WHAT IS EXPECTED
An exact reprint of the listing is required, with no pictures included.

SUPPLIED INFORMATION
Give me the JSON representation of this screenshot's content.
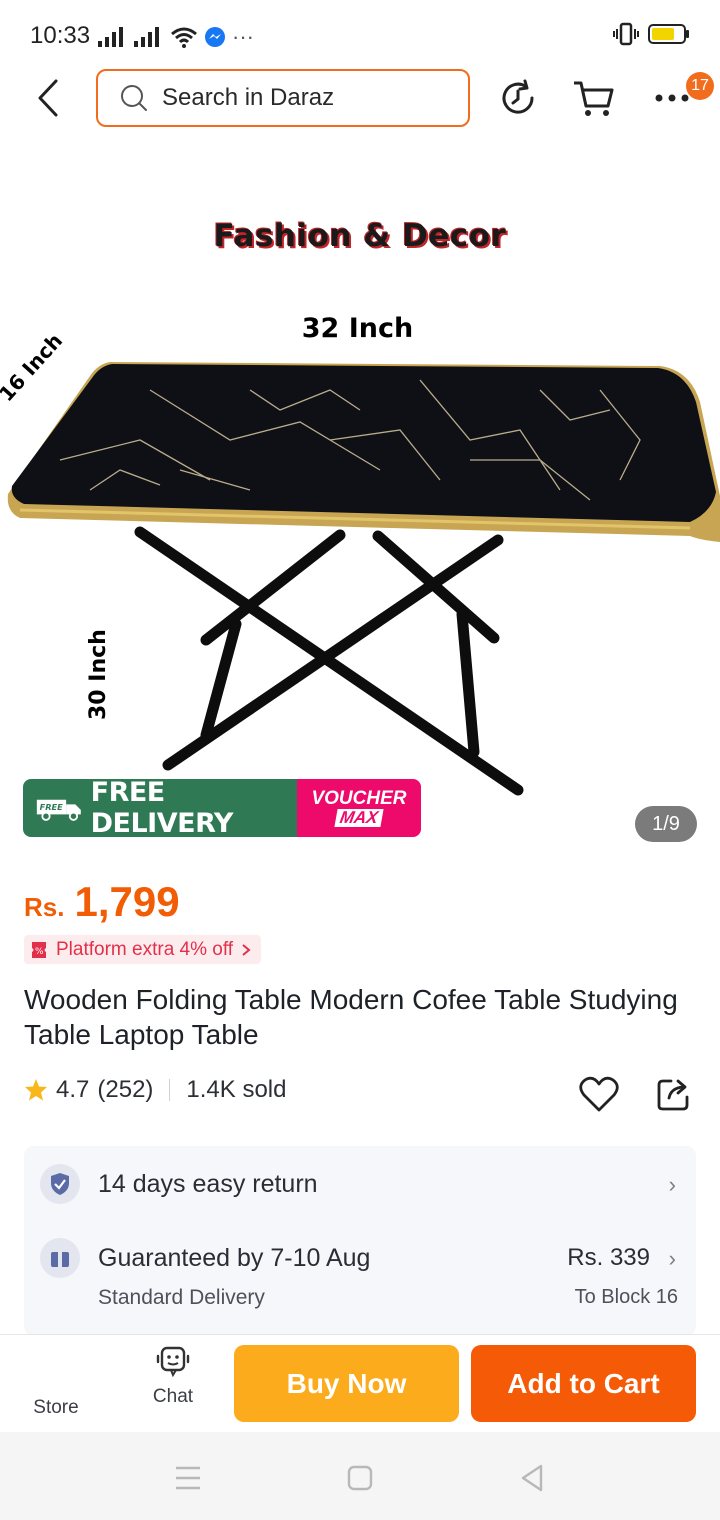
{
  "status_bar": {
    "time": "10:33",
    "dots": "···"
  },
  "header": {
    "search_placeholder": "Search in Daraz",
    "cart_badge": "17"
  },
  "gallery": {
    "brand": "Fashion & Decor",
    "dim_width": "32 Inch",
    "dim_depth": "16 Inch",
    "dim_height": "30 Inch",
    "promo_free_badge": "FREE",
    "promo_free_delivery": "FREE DELIVERY",
    "promo_voucher": "VOUCHER",
    "promo_max": "MAX",
    "counter": "1/9"
  },
  "product": {
    "currency": "Rs.",
    "price": "1,799",
    "platform_offer": "Platform extra 4% off",
    "title": "Wooden Folding Table Modern Cofee Table Studying Table Laptop Table",
    "rating": "4.7",
    "reviews": "(252)",
    "sold": "1.4K sold"
  },
  "info": {
    "return_text": "14 days easy return",
    "delivery_text": "Guaranteed by 7-10 Aug",
    "delivery_sub": "Standard Delivery",
    "delivery_price": "Rs. 339",
    "delivery_location": "To Block 16"
  },
  "bottom_bar": {
    "store_label": "Store",
    "chat_label": "Chat",
    "buy_now": "Buy Now",
    "add_to_cart": "Add to Cart"
  },
  "colors": {
    "accent": "#f26c1d",
    "price": "#f25c05",
    "buy_now": "#fbab1b",
    "add_to_cart": "#f55a06",
    "free_delivery": "#2f7a55",
    "voucher": "#ee0a6b"
  }
}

YOUR SOLUTION
Give me the JSON representation of this screenshot's content.
{
  "status_bar": {
    "time": "10:33",
    "dots": "···"
  },
  "header": {
    "search_placeholder": "Search in Daraz",
    "cart_badge": "17"
  },
  "gallery": {
    "brand": "Fashion & Decor",
    "dim_width": "32 Inch",
    "dim_depth": "16 Inch",
    "dim_height": "30 Inch",
    "promo_free_badge": "FREE",
    "promo_free_delivery": "FREE DELIVERY",
    "promo_voucher": "VOUCHER",
    "promo_max": "MAX",
    "counter": "1/9"
  },
  "product": {
    "currency": "Rs.",
    "price": "1,799",
    "platform_offer": "Platform extra 4% off",
    "title": "Wooden Folding Table Modern Cofee Table Studying Table Laptop Table",
    "rating": "4.7",
    "reviews": "(252)",
    "sold": "1.4K sold"
  },
  "info": {
    "return_text": "14 days easy return",
    "delivery_text": "Guaranteed by 7-10 Aug",
    "delivery_sub": "Standard Delivery",
    "delivery_price": "Rs. 339",
    "delivery_location": "To Block 16"
  },
  "bottom_bar": {
    "store_label": "Store",
    "chat_label": "Chat",
    "buy_now": "Buy Now",
    "add_to_cart": "Add to Cart"
  },
  "colors": {
    "accent": "#f26c1d",
    "price": "#f25c05",
    "buy_now": "#fbab1b",
    "add_to_cart": "#f55a06",
    "free_delivery": "#2f7a55",
    "voucher": "#ee0a6b"
  }
}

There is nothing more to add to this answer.